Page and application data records
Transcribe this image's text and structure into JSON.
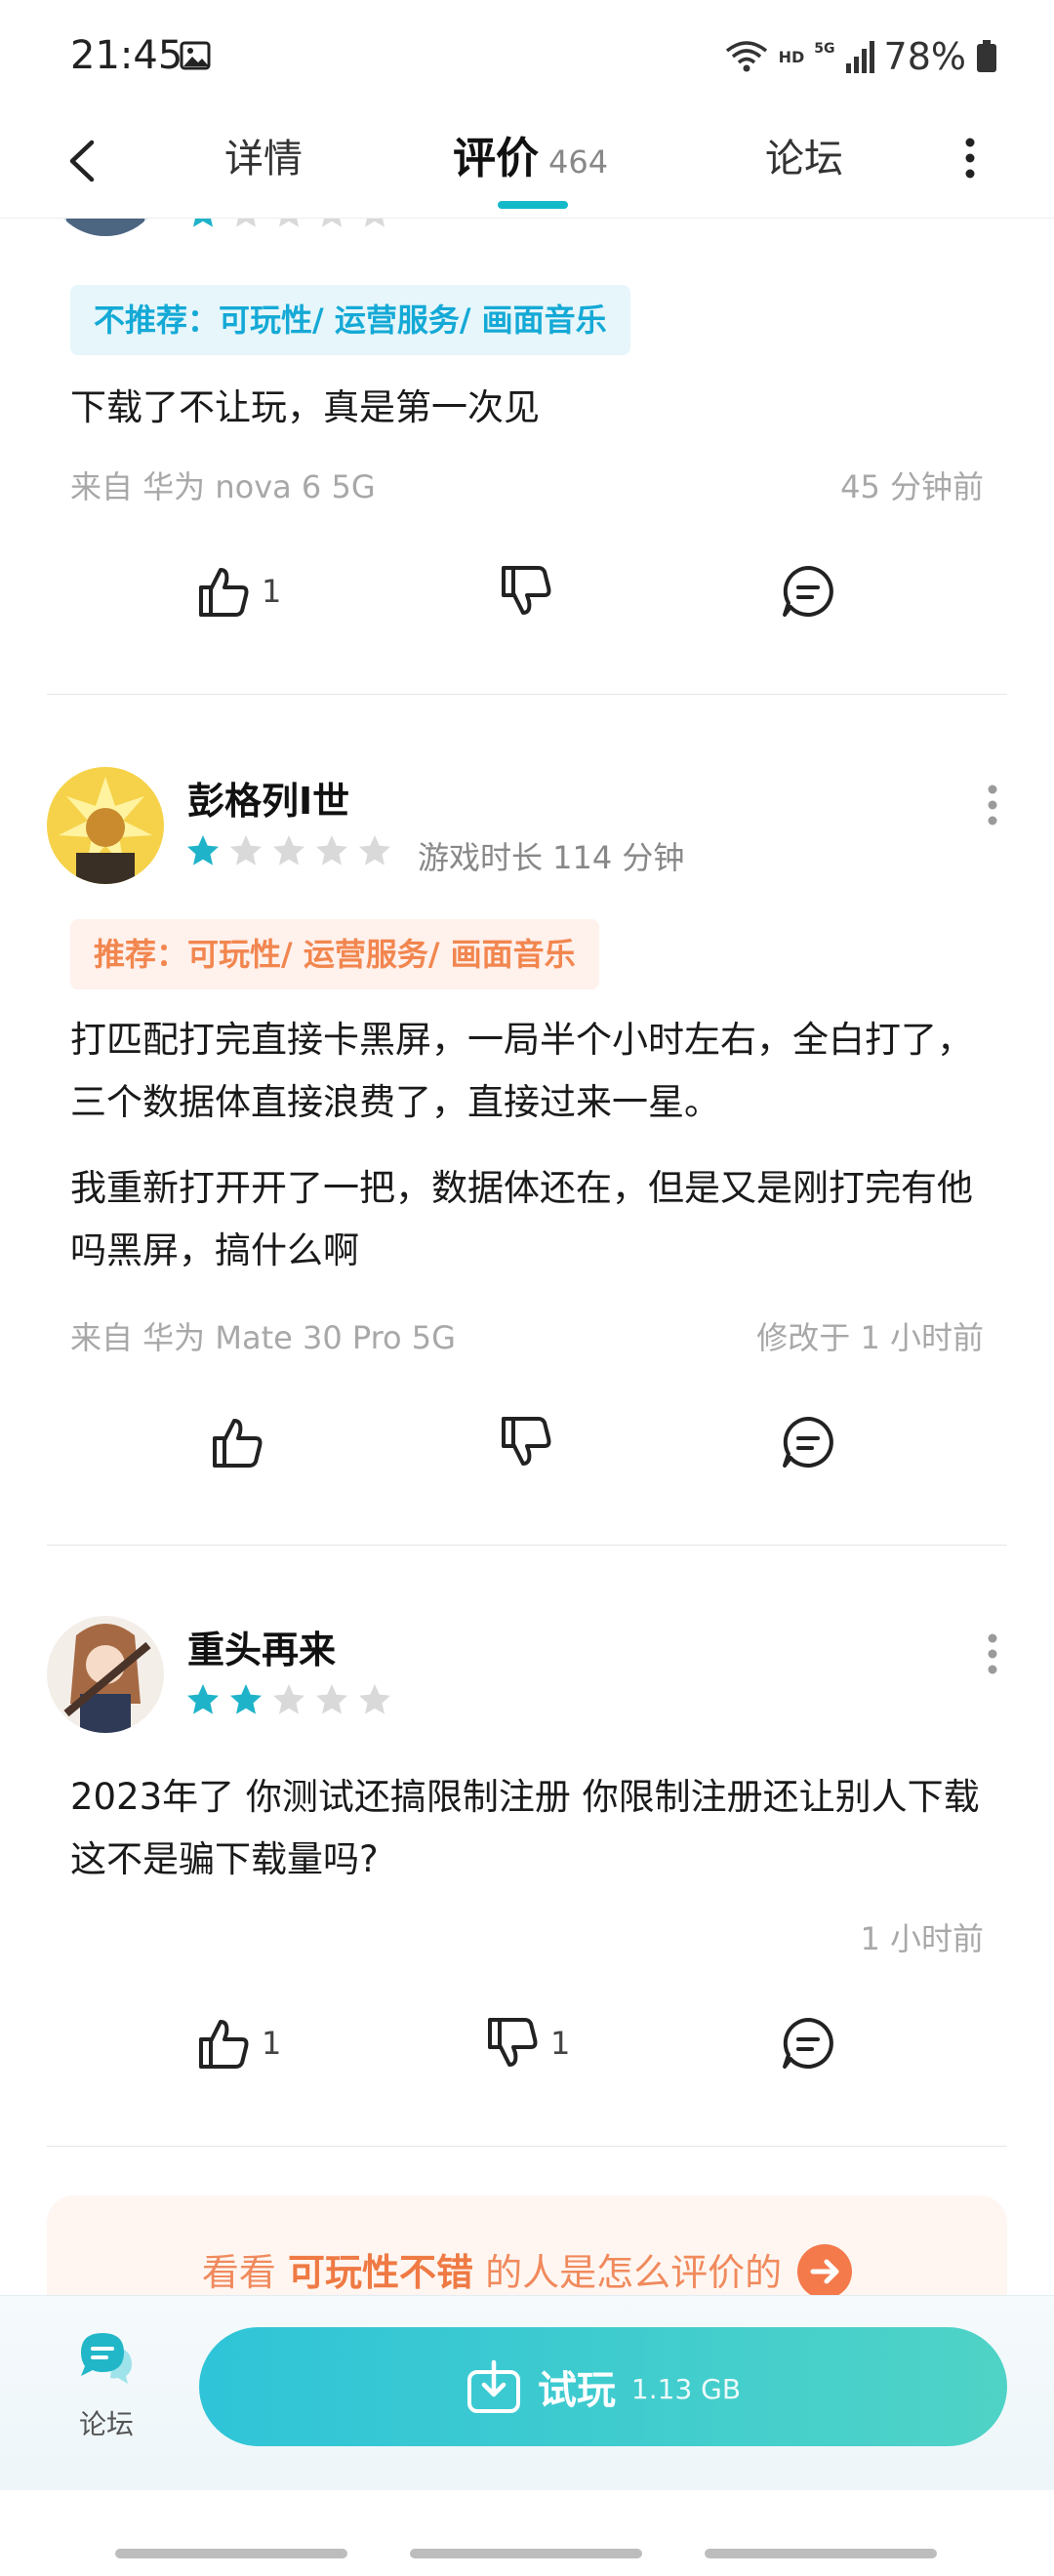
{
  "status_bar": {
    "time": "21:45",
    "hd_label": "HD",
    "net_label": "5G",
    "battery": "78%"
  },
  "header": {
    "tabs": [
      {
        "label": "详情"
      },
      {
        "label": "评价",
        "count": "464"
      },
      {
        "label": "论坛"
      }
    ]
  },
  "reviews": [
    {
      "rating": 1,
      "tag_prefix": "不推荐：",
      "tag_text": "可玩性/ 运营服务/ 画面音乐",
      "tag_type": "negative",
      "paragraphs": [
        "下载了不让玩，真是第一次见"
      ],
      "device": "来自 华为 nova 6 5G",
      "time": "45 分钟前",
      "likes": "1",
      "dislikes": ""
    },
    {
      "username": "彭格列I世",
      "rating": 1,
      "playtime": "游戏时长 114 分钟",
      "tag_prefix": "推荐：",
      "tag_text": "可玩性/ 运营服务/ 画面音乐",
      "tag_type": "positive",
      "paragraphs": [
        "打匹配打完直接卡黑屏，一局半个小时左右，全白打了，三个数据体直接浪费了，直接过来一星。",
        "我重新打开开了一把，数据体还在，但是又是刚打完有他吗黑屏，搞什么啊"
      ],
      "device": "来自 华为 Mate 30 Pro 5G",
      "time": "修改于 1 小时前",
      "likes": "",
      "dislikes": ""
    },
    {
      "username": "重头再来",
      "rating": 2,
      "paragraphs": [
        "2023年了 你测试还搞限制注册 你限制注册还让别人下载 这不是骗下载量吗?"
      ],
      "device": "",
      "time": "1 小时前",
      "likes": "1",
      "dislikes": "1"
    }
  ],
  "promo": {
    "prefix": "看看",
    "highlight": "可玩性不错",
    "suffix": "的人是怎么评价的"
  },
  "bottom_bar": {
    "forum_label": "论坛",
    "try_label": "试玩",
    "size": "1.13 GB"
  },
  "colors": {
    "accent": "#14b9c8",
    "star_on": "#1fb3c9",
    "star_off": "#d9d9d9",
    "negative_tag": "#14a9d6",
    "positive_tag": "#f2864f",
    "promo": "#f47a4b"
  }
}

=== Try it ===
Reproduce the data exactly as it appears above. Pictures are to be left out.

=== Task response ===
Transcribe this image's text and structure into JSON.
{
  "status_bar": {
    "time": "21:45",
    "hd_label": "HD",
    "net_label": "5G",
    "battery": "78%"
  },
  "header": {
    "tabs": [
      {
        "label": "详情"
      },
      {
        "label": "评价",
        "count": "464"
      },
      {
        "label": "论坛"
      }
    ]
  },
  "reviews": [
    {
      "rating": 1,
      "tag_prefix": "不推荐：",
      "tag_text": "可玩性/ 运营服务/ 画面音乐",
      "tag_type": "negative",
      "paragraphs": [
        "下载了不让玩，真是第一次见"
      ],
      "device": "来自 华为 nova 6 5G",
      "time": "45 分钟前",
      "likes": "1",
      "dislikes": ""
    },
    {
      "username": "彭格列I世",
      "rating": 1,
      "playtime": "游戏时长 114 分钟",
      "tag_prefix": "推荐：",
      "tag_text": "可玩性/ 运营服务/ 画面音乐",
      "tag_type": "positive",
      "paragraphs": [
        "打匹配打完直接卡黑屏，一局半个小时左右，全白打了，三个数据体直接浪费了，直接过来一星。",
        "我重新打开开了一把，数据体还在，但是又是刚打完有他吗黑屏，搞什么啊"
      ],
      "device": "来自 华为 Mate 30 Pro 5G",
      "time": "修改于 1 小时前",
      "likes": "",
      "dislikes": ""
    },
    {
      "username": "重头再来",
      "rating": 2,
      "paragraphs": [
        "2023年了 你测试还搞限制注册 你限制注册还让别人下载 这不是骗下载量吗?"
      ],
      "device": "",
      "time": "1 小时前",
      "likes": "1",
      "dislikes": "1"
    }
  ],
  "promo": {
    "prefix": "看看",
    "highlight": "可玩性不错",
    "suffix": "的人是怎么评价的"
  },
  "bottom_bar": {
    "forum_label": "论坛",
    "try_label": "试玩",
    "size": "1.13 GB"
  },
  "colors": {
    "accent": "#14b9c8",
    "star_on": "#1fb3c9",
    "star_off": "#d9d9d9",
    "negative_tag": "#14a9d6",
    "positive_tag": "#f2864f",
    "promo": "#f47a4b"
  }
}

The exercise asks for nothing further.